A new drug on the streets, W-18 has been called “an overdose waiting to happen.” This powerful synthetic opioid considered up to 10,000 time stronger than morphine and 100 times stronger than Fentanyl, a powerful painkiller.
Synthetic opioid drugs are man-made copies of naturally occurring painkiller drugs, such as heroin, a drug which is made from a strain of the poppy plant.
The euphoria all opioids produce is the main draw but these drugs are also highly addictive, quickly producing tolerance and dependency, and ugly withdrawal symptoms when a long term user suddenly stops taking them.
W-18 made in Canada
W-18 comes from a “W-series” of opioid compounds first invented at the University of Alberta as part of a spectrum of experimental painkillers in the 1980s. It was never adopted as a clinical drug and never tested on humans which means it can legally be sent through mail.
W-18 is one of the most dangerous drugs in a whole spectrum of synthetics, or analogs which often mimic the chemical structure of traditional street drugs — save for a compound or two — and that lets them slip through the cracks in laws. Some opportunists actively look for new potential recreational drugs by going through old patents and looking for old opioids to see how easy they are to synthesize.
Rediscovered in 2013, W-18 was marketed as a designer drug as a legal substitute for other recreational drugs.
Too Easy to Get
Like Fentanyl, W-18 is now mass-produced in China in what are essentially homemade labs and is often used to extend batches of more common drugs like heroin or counterfeit OxyContin.
That means the actual amount of drugs within the tablets can vary and with no consistency, poses an even greater risk of overdose for those taking pills marketed as Fentanyl or fake OxyContin. Just a tiny speck of W-18 can cause respiratory depression and kill someone. It’s just too potent to even consider using.
These opioids are often sold online and a majority of these drugs are now coming through ports like those in BC, Canada.
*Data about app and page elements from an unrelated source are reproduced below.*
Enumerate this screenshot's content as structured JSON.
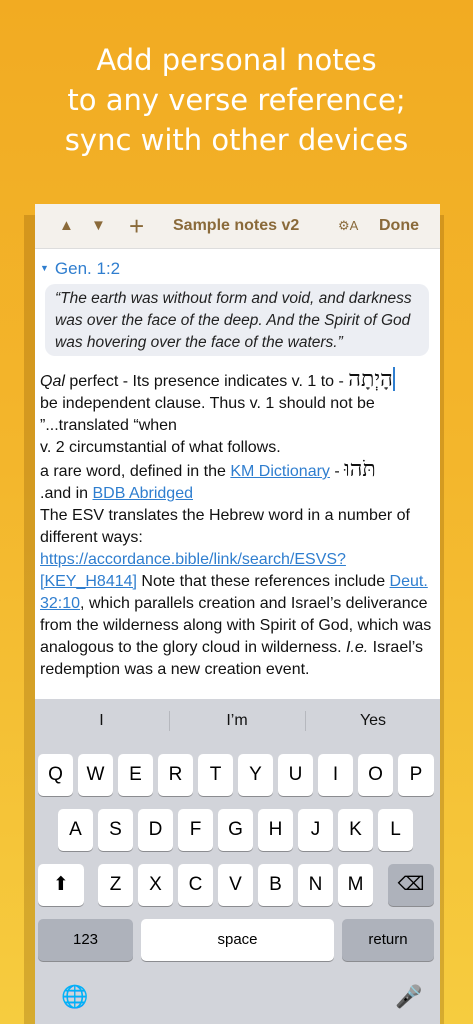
{
  "headline": {
    "line1": "Add personal notes",
    "line2": "to any verse reference;",
    "line3": "sync with other devices"
  },
  "toolbar": {
    "up_glyph": "▲",
    "down_glyph": "▼",
    "add_glyph": "+",
    "title": "Sample notes v2",
    "font_settings_glyph": "⚙A",
    "done_label": "Done"
  },
  "reference": {
    "toggle_glyph": "▼",
    "label": "Gen. 1:2"
  },
  "verse_text": "“The earth was without form and void, and darkness was over the face of the deep. And the Spirit of God was hovering over the face of the waters.”",
  "note": {
    "line1_italic": "Qal",
    "line1_text": " perfect - Its presence indicates v. 1 to - ",
    "line1_hebrew": "הָיְתָה",
    "line2": "be independent clause.  Thus v. 1 should not be ”...translated “when",
    "line3": "v. 2 circumstantial of what follows.",
    "line4_prefix": "a rare word, defined in the ",
    "line4_link": "KM Dictionary",
    "line4_suffix": " - ",
    "line4_hebrew": "תֹּהוּ",
    "line5_prefix": ".and in ",
    "line5_link": "BDB Abridged",
    "para_prefix": "The ESV translates the Hebrew word in a number of different ways: ",
    "para_link1": "https://accordance.bible/link/search/ESVS?[KEY_H8414]",
    "para_mid": " Note that these references include ",
    "para_link2": "Deut. 32:10",
    "para_mid2": ", which parallels creation and Israel’s deliverance from the wilderness along with Spirit of God, which was analogous to the glory cloud in wilderness. ",
    "para_italic": "I.e.",
    "para_end": " Israel’s redemption was a new creation event."
  },
  "keyboard": {
    "suggestions": [
      "I",
      "I’m",
      "Yes"
    ],
    "row1": [
      "Q",
      "W",
      "E",
      "R",
      "T",
      "Y",
      "U",
      "I",
      "O",
      "P"
    ],
    "row2": [
      "A",
      "S",
      "D",
      "F",
      "G",
      "H",
      "J",
      "K",
      "L"
    ],
    "row3": [
      "Z",
      "X",
      "C",
      "V",
      "B",
      "N",
      "M"
    ],
    "shift_glyph": "⬆",
    "delete_glyph": "⌫",
    "numbers_label": "123",
    "space_label": "space",
    "return_label": "return",
    "globe_glyph": "🌐",
    "mic_glyph": "🎤"
  }
}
When it comes to prescription opioid consumption, Canada leads all nations in the world, with the U.S. coming in as a close number two. Canada is now at crisis levels of opioid addiction, overdoses and death.